DATA UNDER STUDY:
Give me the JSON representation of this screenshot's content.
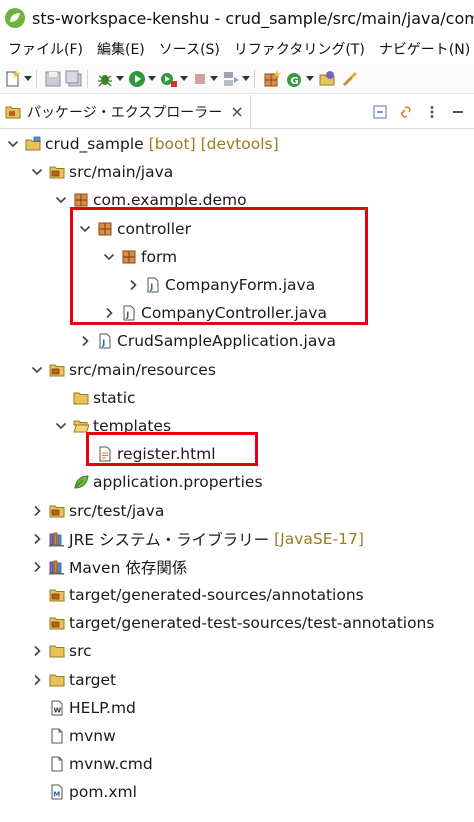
{
  "window": {
    "title": "sts-workspace-kenshu - crud_sample/src/main/java/com/example/demo"
  },
  "menubar": {
    "items": [
      "ファイル(F)",
      "編集(E)",
      "ソース(S)",
      "リファクタリング(T)",
      "ナビゲート(N)"
    ]
  },
  "view": {
    "tab_label": "パッケージ・エクスプローラー",
    "close_glyph": "×"
  },
  "tree": {
    "project": {
      "label": "crud_sample",
      "decoration": "[boot] [devtools]"
    },
    "src_main_java": {
      "label": "src/main/java"
    },
    "pkg_demo": {
      "label": "com.example.demo"
    },
    "pkg_controller": {
      "label": "controller"
    },
    "pkg_form": {
      "label": "form"
    },
    "file_companyform": {
      "label": "CompanyForm.java"
    },
    "file_companycontroller": {
      "label": "CompanyController.java"
    },
    "file_crudsampleapp": {
      "label": "CrudSampleApplication.java"
    },
    "src_main_resources": {
      "label": "src/main/resources"
    },
    "folder_static": {
      "label": "static"
    },
    "folder_templates": {
      "label": "templates"
    },
    "file_register": {
      "label": "register.html"
    },
    "file_appprops": {
      "label": "application.properties"
    },
    "src_test_java": {
      "label": "src/test/java"
    },
    "jre_library": {
      "label": "JRE システム・ライブラリー",
      "decoration": "[JavaSE-17]"
    },
    "maven_deps": {
      "label": "Maven 依存関係"
    },
    "target_gen_sources": {
      "label": "target/generated-sources/annotations"
    },
    "target_gen_test_sources": {
      "label": "target/generated-test-sources/test-annotations"
    },
    "folder_src": {
      "label": "src"
    },
    "folder_target": {
      "label": "target"
    },
    "file_help": {
      "label": "HELP.md"
    },
    "file_mvnw": {
      "label": "mvnw"
    },
    "file_mvnwcmd": {
      "label": "mvnw.cmd"
    },
    "file_pom": {
      "label": "pom.xml"
    }
  },
  "colors": {
    "highlight": "#e60012",
    "decoration": "#9a7b26",
    "package": "#b5651d",
    "folder": "#e8c25a"
  }
}
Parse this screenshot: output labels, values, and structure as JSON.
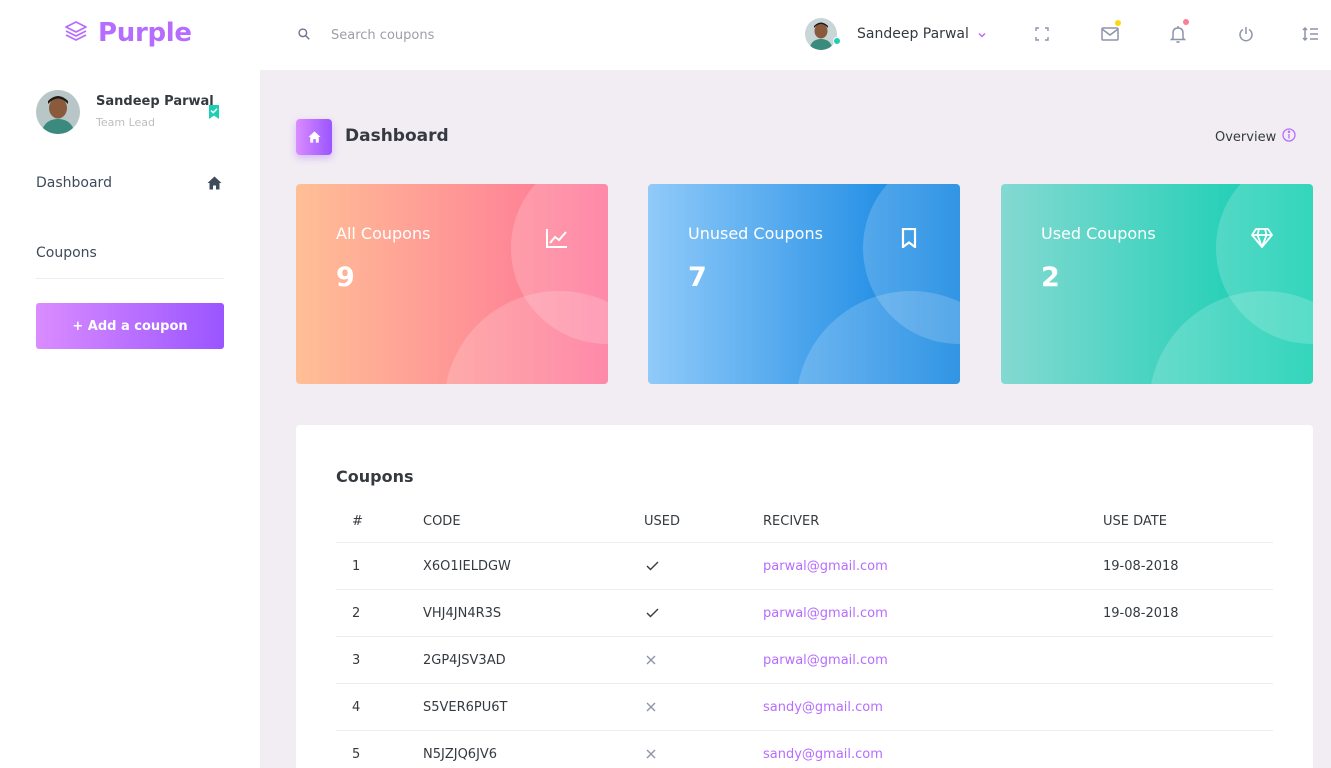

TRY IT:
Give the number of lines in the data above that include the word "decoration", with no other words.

SOLUTION:
3